“Heroes and Ghosts was written during a time when Chris lost his mom, Austin lost his Grandpa, and Josh lost his dad. This album was written to interpret the process of losing a loved one and to take you through the journey of loss, pain, sadness, and eventual healing. This album included a lot more emotions than our previous releases which I think is why it more builds upon itself. It’s suppose to take you through a journey of loss, pain, sadness, and eventual healing. We also wanted to write something different than our last two albums to push ourselves as musicians to become better at our art.”

Kit’s words are reinforced strongly with the powerful track ‘Selah’ which is mostly ambient drone with an accompanying spoken verse later in the track:

“I think we spend so much time promising never to leave, not because we think we would, but because if we never leave them, they never leave us.”

Death and loneliness is something that we must all cope with at certain stages of our lives. To translate these powerful emotions into musical form takes a deep level of self-consciousness and awareness as a person and a musician and the more I listened to the album the more I feel the message that is being conveyed. Maybe I made the connection because of where I’m at in my life or maybe it’s because I tend to look beyond the music and spend too much time analyzing titles of songs with no word. I’m hoping that others will also get to experience the much deeper themes of the album the same way that I have.

This is an album that takes you on a journey through a range of emotions. From the opening moments of “And Death Shall Have No Dominion” we are met with a feeling of impenetrable sadness and pain. A slow, brooding build up of distant cymbal crashes and keys is followed by a brutally heavy wall of distortion and waves of layered spiraling crescendo guitar. Following the intro track we have “Ten Thousand Hours” which gives off healing vibes of inspiration and reason for hope through gorgeous synths. One of the strong points to this album is the drumming and this track is a prime example of the expert caliber drumming of Nate Trowbridge. Not only is the percussion work top-notch, but the production involved in making them to life with such power and tightness really compliments everything else going on around them, and trust me, there is  A LOT going on around them.

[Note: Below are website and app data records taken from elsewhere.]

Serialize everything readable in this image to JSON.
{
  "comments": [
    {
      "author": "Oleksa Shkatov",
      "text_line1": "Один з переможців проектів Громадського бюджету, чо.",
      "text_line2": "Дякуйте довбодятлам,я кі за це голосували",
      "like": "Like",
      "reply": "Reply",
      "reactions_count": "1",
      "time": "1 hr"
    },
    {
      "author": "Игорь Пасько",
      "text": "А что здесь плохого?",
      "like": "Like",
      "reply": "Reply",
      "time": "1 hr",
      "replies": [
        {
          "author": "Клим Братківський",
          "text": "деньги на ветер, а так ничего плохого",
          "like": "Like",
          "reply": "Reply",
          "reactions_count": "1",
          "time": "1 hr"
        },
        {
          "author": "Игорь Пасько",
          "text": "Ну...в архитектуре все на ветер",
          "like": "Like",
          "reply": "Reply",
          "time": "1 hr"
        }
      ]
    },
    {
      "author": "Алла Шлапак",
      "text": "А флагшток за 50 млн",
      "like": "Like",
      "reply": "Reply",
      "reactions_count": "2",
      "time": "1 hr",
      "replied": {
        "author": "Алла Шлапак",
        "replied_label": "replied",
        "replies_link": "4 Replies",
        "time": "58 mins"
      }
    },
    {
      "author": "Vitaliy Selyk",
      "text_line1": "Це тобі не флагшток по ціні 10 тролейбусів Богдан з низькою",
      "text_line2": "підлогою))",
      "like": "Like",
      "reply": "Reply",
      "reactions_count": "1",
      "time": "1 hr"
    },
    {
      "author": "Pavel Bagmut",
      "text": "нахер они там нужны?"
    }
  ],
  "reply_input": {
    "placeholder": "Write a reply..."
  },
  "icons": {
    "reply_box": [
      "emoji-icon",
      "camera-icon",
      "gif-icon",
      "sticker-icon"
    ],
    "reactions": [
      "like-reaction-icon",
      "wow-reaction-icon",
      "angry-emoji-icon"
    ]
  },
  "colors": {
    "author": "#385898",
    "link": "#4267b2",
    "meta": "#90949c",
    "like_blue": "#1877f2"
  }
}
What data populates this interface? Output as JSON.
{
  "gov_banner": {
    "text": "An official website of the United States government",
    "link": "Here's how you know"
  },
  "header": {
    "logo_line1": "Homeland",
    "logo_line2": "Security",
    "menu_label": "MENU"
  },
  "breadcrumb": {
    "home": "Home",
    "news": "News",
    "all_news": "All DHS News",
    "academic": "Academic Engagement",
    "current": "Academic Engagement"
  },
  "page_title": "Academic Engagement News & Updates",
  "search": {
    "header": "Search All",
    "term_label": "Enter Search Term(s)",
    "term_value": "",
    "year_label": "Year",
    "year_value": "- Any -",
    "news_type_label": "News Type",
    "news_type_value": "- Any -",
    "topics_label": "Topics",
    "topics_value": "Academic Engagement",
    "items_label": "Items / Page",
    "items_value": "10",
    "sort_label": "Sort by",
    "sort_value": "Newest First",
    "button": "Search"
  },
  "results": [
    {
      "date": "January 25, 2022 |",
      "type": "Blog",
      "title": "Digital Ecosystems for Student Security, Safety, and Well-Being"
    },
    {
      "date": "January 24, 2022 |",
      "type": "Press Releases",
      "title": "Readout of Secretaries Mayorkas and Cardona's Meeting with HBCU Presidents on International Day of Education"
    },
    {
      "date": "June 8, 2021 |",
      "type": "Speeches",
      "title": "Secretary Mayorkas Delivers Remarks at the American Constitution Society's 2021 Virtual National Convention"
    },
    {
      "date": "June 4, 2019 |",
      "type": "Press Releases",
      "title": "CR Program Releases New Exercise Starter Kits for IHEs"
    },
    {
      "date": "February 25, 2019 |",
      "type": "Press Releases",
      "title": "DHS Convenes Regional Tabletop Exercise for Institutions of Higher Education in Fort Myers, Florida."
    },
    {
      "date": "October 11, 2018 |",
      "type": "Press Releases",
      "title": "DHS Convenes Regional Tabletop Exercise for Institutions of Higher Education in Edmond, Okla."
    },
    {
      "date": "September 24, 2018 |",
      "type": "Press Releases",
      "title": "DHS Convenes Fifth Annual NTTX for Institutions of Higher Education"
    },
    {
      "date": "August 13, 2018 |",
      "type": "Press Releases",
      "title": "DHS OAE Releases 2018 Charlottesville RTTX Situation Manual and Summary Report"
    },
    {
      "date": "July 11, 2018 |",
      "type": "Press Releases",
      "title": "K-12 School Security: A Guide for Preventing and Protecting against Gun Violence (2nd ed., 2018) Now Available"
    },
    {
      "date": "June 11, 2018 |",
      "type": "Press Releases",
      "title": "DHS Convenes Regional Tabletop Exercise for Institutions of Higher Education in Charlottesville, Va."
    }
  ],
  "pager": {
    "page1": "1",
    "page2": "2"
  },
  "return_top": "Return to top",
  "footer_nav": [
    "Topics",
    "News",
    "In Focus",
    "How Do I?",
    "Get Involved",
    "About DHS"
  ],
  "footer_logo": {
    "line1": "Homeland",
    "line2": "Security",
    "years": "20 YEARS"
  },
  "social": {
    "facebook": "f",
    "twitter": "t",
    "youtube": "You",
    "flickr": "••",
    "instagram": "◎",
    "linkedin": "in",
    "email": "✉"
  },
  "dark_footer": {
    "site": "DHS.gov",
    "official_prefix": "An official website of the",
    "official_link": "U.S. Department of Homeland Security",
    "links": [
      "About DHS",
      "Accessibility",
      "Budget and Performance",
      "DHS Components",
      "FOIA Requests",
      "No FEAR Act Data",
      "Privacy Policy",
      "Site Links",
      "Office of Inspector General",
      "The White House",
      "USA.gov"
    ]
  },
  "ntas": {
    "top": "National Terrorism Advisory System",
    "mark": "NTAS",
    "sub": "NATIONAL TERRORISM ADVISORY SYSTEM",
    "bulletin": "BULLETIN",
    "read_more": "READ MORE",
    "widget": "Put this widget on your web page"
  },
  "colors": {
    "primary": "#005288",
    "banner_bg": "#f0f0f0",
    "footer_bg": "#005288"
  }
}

Despite being slotted as the ninth of ten tracks on the album, the album’s title track ‘Heroes and Ghosts’ is the centerpiece of the 54-minute album. Simply put, it is the best song the band has released to date and good enough to take home the honor of ‘post-rock song of the year’ at our year-end awards. I’m not a person who tends to get wowed by one song in particular, I prefer the package deal of a great album rather than an average album with one or two standout tracks. But to not highlight ‘Heroes and Ghosts’ as the albums magnum opus would be a grave mistake. When this song explodes into a vibrant array of agonizing guitar and cymbal crashing after a five-minute plus build up you can’t help but be taken back by the beauty and the brilliance. It is a special moment that has given me goosebumps on multiple occasions.

‘Heroes and Ghosts’ is an impressive step forward for a band who could have chosen to play it safe and continued to carve themselves a nice little niche in the post-rock world. For them to willingly go out of their way to reinvent their sound and further themselves as musicians is a noble undertaking that has earned the band much respect in my book. This is a superb late year release and a perfect companion for a cold winter evening. You would be doing yourself an injustice to not check it out.


tags: ambient instrumental post-rock rock cinematic rock postrock Eugene